Ben becomes increasingly fraught - his easy-going nature is now completely shattered now that he feels responsible for someone else. Liz tries to buoy him, but it doesn't work and he skips off to Switzerland to propose to Jessica. He leaves Liz a note explaining everything: he doesn't love Jessica, he's just giving the child a "name" and will return immediately at the divorce to resume romping ad hinjinks. When Ben gets to Switzerland, Jessica laughs in his face. When Ben gets back to Paris, Liz is gone.
The book closes with everyone getting, in some weird way, their just desserts. Ben has spent the book clinging to a weirdly irrational code of honour that disguises his purely selfish nature. He closes the book with the ill-timed realization that he, for once, cares about another human being. Two of them, in fact. He wants to meet his daughter - and never will. And he wants Liz - who will never see him again. The easy-going American has crumbled.

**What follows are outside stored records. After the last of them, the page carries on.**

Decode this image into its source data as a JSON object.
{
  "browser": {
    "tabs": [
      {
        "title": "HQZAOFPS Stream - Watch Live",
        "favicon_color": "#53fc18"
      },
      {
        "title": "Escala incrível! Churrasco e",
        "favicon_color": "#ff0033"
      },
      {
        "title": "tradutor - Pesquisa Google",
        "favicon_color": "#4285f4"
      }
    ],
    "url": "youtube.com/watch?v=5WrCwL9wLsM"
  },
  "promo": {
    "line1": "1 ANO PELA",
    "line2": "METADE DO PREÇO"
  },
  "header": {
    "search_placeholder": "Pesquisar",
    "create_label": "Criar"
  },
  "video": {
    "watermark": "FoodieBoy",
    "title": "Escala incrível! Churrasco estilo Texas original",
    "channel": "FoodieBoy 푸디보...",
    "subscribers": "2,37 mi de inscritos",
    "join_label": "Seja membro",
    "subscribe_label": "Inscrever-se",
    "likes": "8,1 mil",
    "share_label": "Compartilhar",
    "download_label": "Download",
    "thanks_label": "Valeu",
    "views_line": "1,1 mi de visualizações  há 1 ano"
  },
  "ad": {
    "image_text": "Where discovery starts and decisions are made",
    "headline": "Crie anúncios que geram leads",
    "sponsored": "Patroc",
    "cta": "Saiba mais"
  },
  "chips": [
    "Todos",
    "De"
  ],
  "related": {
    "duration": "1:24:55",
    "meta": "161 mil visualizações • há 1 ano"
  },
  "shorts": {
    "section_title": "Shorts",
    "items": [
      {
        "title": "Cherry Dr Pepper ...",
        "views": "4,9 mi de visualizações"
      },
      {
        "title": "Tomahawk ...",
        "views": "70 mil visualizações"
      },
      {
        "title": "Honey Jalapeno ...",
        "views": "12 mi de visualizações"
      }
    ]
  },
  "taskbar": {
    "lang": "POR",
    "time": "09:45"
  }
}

Liz has spent the entire book chasing after someone inappropriate and bringing out the best in him. In turn, she's been cruelly betrayed. However, the year isn't a complete loss for her - her own friends have rallied around her closer than ever, and a few of Ben's better traits (a respect for intellectual excellence, his work ethic and his relaxed nature) have all rubbed off on her. When the book closes, Liz is off on a long trip to Bali - she's had the epiphany that Ben is no good for her, and is off to spend however long it takes to get over him.
Jessica spends the majority of the book as its most pathetic character. She was ill-treated in her first marriage and her relationship with Ben was little better. When they first met, she lived her life for those few weekend hours when he would deign to meet her (and take advantage of her). She ends the book with someone she can truly love (and will, presumably love her). Jessica also ends the book as an expat. Always miserable in Paris, Jessica rides her newfound determination all the way to Trieste. As her parents comment at the end of the book, they'd never seen her so happy as when she was getting on the plane.
His Own Man? Not a "hilarious comedy". If anything, this book veers towards the tragic. Ms. Gellhorn proves to be an exceptional storyteller. She shares the more trivial motivations and thoughts of each character, but leaves their overarching drives and long-term strategies open to interpretation. For example, it is impossible to tell when Jessica falls out of love or when Ben falls into it. Ben never actually sets out to hurt anyone, but his philosophy of total self-absorption causes casualties wherever he goes. Ben's vaunted code of conduct is hypocritical, but he doesn't know that - and, to some degree, deserves some respect for the effort.
That ambiguity - the lack of any real villainy - is what prevents His Own Man from being funny. There are pratfalls and deceits a-plenty, but there's no one to cheer against. The book is filled with moderately awful things happening to moderately decent people, and, no matter how wittily -composed it is, that's a hard thing to enjoy.
However, Ms. Gellhorn is consistently ambiguous - down to the ending. Any sort of neat, traditional conclusion (e.g. Ben & Jessica fall madly in love and marry or Jessica does a Malcourt and kills herself, leaving it open for Ben & Liz) would've been blatant hypocrisy. In Ms. Gellhorn's hands, His Own Man was never going to end with smug tidiness and its open-ended, karmic neutrality is the only fitting conclusion.